> [SUPPLIED DATA]:
════════════════════

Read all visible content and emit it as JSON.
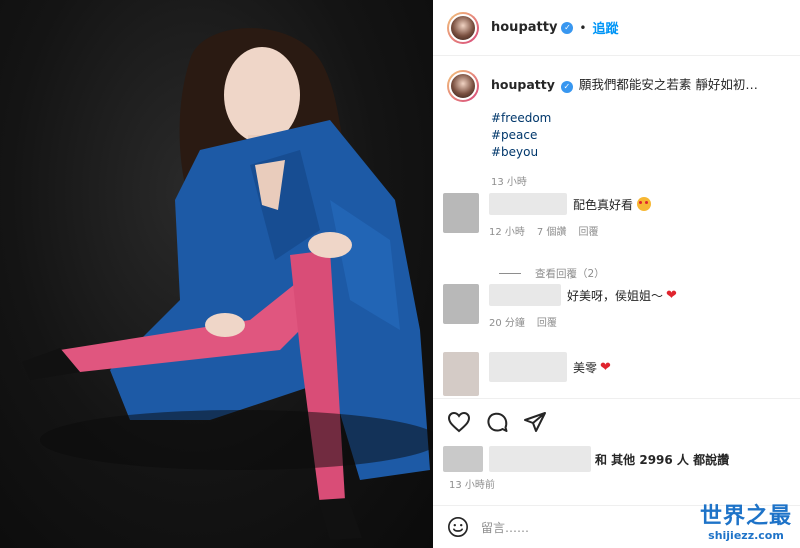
{
  "post": {
    "username": "houpatty",
    "verified_glyph": "✓",
    "separator": "•",
    "follow_label": "追蹤",
    "caption": "願我們都能安之若素 靜好如初…",
    "hashtags": [
      "#freedom",
      "#peace",
      "#beyou"
    ],
    "caption_time": "13 小時"
  },
  "comments": [
    {
      "text": "配色真好看",
      "emoji": "star-struck-emoji",
      "meta_time": "12 小時",
      "meta_likes": "7 個讚",
      "meta_reply": "回覆"
    },
    {
      "text": "好美呀，侯姐姐～",
      "emoji": "heart",
      "meta_time": "20 分鐘",
      "meta_reply": "回覆"
    },
    {
      "text": "美零",
      "emoji": "heart"
    }
  ],
  "view_replies": "查看回覆（2）",
  "icons": {
    "like": "heart-outline-icon",
    "comment": "comment-bubble-icon",
    "share": "paper-plane-icon",
    "emoji": "smiley-icon"
  },
  "likes_text": "和 其他 2996 人 都說讚",
  "post_time": "13 小時前",
  "comment_placeholder": "留言……",
  "watermark": {
    "title": "世界之最",
    "url": "shijiezz.com"
  },
  "colors": {
    "accent": "#0095f6",
    "heart": "#e0242e",
    "hashtag": "#00376b",
    "watermark": "#1e73c8",
    "coat": "#1d5aa6",
    "tights": "#e0567f"
  }
}
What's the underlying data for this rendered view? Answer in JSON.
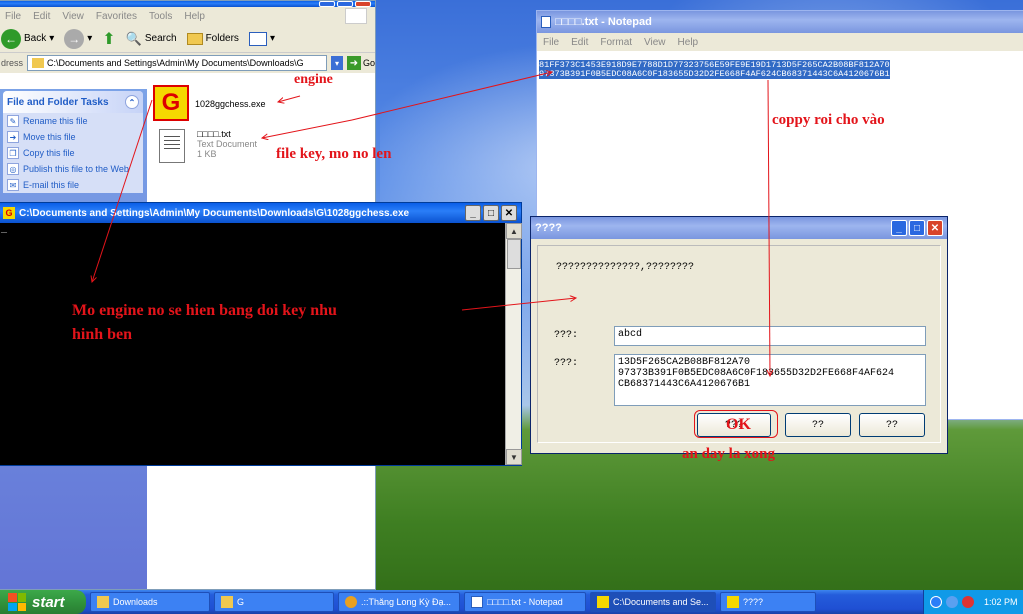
{
  "explorer": {
    "menu": [
      "File",
      "Edit",
      "View",
      "Favorites",
      "Tools",
      "Help"
    ],
    "toolbar": {
      "back": "Back",
      "search": "Search",
      "folders": "Folders"
    },
    "address": {
      "label": "dress",
      "value": "C:\\Documents and Settings\\Admin\\My Documents\\Downloads\\G",
      "go": "Go"
    },
    "tasks": {
      "title": "File and Folder Tasks",
      "items": [
        "Rename this file",
        "Move this file",
        "Copy this file",
        "Publish this file to the Web",
        "E-mail this file"
      ]
    },
    "files": [
      {
        "name": "1028ggchess.exe",
        "icon_letter": "G"
      },
      {
        "name": "□□□□.txt",
        "type": "Text Document",
        "size": "1 KB"
      }
    ]
  },
  "console": {
    "title": "C:\\Documents and Settings\\Admin\\My Documents\\Downloads\\G\\1028ggchess.exe",
    "icon_letter": "G",
    "cursor": "_"
  },
  "notepad": {
    "title": "□□□□.txt - Notepad",
    "menu": [
      "File",
      "Edit",
      "Format",
      "View",
      "Help"
    ],
    "lines": [
      "81FF373C1453E918D9E7788D1D77323756E59FE9E19D1713D5F265CA2B08BF812A70",
      "97373B391F0B5EDC08A6C0F183655D32D2FE668F4AF624CB68371443C6A4120676B1"
    ]
  },
  "dialog": {
    "title": "????",
    "prompt": "??????????????,????????",
    "field1_label": "???:",
    "field1_value": "abcd",
    "field2_label": "???:",
    "field2_lines": [
      "13D5F265CA2B08BF812A70",
      "97373B391F0B5EDC08A6C0F183655D32D2FE668F4AF624",
      "CB68371443C6A4120676B1"
    ],
    "buttons": [
      "???",
      "??",
      "??"
    ]
  },
  "annotations": {
    "engine": "engine",
    "file_key": "file key, mo no len",
    "copy": "coppy roi cho vào",
    "mo_engine_1": "Mo engine no se hien bang doi key nhu",
    "mo_engine_2": "hinh ben",
    "ok": "OK",
    "done": "an day la xong"
  },
  "taskbar": {
    "start": "start",
    "items": [
      "Downloads",
      "G",
      ".::Thăng Long Kỳ Đạ...",
      "□□□□.txt - Notepad",
      "C:\\Documents and Se...",
      "????"
    ],
    "clock": "1:02 PM"
  },
  "colors": {
    "annotation": "#e3141a",
    "selection": "#316ac5"
  }
}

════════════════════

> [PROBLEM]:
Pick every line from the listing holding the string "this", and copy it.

> [TASK ANSWER]:
What's the underlying data for this rendered view? Answer in JSON.
        "Rename this file",
        "Move this file",
        "Copy this file",
        "Publish this file to the Web",
        "E-mail this file"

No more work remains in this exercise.